● WHAT NEEDS TO BE DONE
Reproduce word for word the line that contains "Transcribe this image's" and every line after it to the end of the records, with nothing else added.

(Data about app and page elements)
-------------------------
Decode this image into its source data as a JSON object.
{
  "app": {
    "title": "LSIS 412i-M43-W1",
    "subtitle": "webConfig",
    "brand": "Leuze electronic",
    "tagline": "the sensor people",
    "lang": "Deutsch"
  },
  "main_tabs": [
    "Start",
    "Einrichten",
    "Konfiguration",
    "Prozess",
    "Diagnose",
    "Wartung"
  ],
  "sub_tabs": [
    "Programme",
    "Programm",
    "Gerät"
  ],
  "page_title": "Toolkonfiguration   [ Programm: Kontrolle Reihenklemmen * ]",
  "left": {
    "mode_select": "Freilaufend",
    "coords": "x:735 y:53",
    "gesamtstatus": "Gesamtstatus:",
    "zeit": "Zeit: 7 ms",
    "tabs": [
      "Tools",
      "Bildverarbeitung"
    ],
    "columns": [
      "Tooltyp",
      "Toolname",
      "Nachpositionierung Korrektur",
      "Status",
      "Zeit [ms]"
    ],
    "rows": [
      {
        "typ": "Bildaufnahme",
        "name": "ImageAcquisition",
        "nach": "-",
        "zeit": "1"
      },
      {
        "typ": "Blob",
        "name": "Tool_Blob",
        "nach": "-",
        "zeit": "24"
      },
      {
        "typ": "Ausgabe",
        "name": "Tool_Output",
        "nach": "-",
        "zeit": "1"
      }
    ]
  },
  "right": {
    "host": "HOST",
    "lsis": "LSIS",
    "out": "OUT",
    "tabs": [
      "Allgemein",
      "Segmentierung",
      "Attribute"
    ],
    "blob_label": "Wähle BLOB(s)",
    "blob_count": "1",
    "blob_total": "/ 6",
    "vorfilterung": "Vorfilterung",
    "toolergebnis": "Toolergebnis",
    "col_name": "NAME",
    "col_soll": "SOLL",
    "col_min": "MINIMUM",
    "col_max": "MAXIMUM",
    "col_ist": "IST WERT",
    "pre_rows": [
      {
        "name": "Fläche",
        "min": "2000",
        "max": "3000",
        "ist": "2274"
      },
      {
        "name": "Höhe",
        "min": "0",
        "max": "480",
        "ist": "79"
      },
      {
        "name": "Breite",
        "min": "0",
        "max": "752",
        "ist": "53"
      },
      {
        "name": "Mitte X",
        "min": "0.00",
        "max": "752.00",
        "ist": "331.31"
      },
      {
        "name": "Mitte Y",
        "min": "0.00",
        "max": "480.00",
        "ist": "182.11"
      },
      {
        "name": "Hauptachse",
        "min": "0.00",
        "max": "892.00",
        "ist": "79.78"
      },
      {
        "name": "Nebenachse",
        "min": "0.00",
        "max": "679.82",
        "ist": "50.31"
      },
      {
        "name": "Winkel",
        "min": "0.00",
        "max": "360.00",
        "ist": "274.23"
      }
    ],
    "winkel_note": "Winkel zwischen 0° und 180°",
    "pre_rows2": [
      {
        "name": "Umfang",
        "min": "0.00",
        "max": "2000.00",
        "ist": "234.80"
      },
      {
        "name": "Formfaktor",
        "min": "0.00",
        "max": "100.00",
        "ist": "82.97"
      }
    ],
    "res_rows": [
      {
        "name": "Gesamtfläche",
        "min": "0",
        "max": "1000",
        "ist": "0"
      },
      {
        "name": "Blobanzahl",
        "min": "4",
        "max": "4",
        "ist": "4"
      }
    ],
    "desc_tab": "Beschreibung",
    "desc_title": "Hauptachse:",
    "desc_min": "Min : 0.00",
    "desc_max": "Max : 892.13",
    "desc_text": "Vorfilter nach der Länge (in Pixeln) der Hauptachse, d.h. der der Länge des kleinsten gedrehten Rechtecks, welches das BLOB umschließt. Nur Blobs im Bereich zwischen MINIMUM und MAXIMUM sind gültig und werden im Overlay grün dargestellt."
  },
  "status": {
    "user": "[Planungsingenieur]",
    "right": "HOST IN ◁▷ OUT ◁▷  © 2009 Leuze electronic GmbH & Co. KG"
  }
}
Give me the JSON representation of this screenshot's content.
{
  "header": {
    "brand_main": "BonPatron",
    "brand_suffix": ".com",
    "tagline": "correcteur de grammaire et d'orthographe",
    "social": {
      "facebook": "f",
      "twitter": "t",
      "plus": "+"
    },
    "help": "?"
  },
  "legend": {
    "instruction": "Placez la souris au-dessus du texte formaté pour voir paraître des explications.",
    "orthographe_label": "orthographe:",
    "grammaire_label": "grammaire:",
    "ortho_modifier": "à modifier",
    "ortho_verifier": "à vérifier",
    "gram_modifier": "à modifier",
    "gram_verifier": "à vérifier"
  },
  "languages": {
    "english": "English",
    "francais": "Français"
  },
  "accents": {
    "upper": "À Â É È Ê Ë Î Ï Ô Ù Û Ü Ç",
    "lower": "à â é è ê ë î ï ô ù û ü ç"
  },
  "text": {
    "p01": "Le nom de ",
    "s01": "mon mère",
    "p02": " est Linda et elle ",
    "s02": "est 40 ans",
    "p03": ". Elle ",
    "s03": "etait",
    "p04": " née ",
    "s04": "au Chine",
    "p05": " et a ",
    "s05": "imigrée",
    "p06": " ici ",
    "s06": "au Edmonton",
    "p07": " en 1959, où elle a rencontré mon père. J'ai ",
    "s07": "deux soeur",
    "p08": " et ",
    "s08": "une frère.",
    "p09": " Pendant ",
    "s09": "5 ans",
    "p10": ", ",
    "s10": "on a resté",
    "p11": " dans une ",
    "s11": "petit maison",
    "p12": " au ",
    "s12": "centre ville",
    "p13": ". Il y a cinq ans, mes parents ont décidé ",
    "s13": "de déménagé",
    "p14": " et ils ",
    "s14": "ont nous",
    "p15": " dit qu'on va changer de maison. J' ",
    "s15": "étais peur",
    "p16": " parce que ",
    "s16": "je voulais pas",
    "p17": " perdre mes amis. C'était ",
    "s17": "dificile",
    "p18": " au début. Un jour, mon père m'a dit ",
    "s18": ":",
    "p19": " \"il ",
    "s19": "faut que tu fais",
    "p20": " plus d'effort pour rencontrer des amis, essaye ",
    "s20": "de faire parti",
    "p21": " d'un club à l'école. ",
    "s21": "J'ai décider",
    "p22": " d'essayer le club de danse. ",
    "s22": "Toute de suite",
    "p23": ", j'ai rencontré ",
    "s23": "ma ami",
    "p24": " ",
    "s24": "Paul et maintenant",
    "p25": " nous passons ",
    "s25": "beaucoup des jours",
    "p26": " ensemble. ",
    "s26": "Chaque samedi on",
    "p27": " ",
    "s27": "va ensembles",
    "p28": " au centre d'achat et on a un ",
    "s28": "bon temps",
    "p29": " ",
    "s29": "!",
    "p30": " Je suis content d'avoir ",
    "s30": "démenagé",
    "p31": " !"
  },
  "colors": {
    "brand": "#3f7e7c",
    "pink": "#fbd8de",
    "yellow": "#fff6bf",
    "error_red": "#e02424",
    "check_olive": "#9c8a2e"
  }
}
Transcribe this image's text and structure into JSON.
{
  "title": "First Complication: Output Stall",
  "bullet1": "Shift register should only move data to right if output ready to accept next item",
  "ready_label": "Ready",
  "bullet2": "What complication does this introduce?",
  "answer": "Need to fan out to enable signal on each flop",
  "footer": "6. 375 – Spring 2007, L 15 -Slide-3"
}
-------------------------
● OUTPUT OF THE EXERCISE
Transcribe this image's text and structure into JSON.
{
  "title": "First Complication: Output Stall",
  "bullet1": "Shift register should only move data to right if output ready to accept next item",
  "ready_label": "Ready",
  "bullet2": "What complication does this introduce?",
  "answer": "Need to fan out to enable signal on each flop",
  "footer": "6. 375 – Spring 2007, L 15 -Slide-3"
}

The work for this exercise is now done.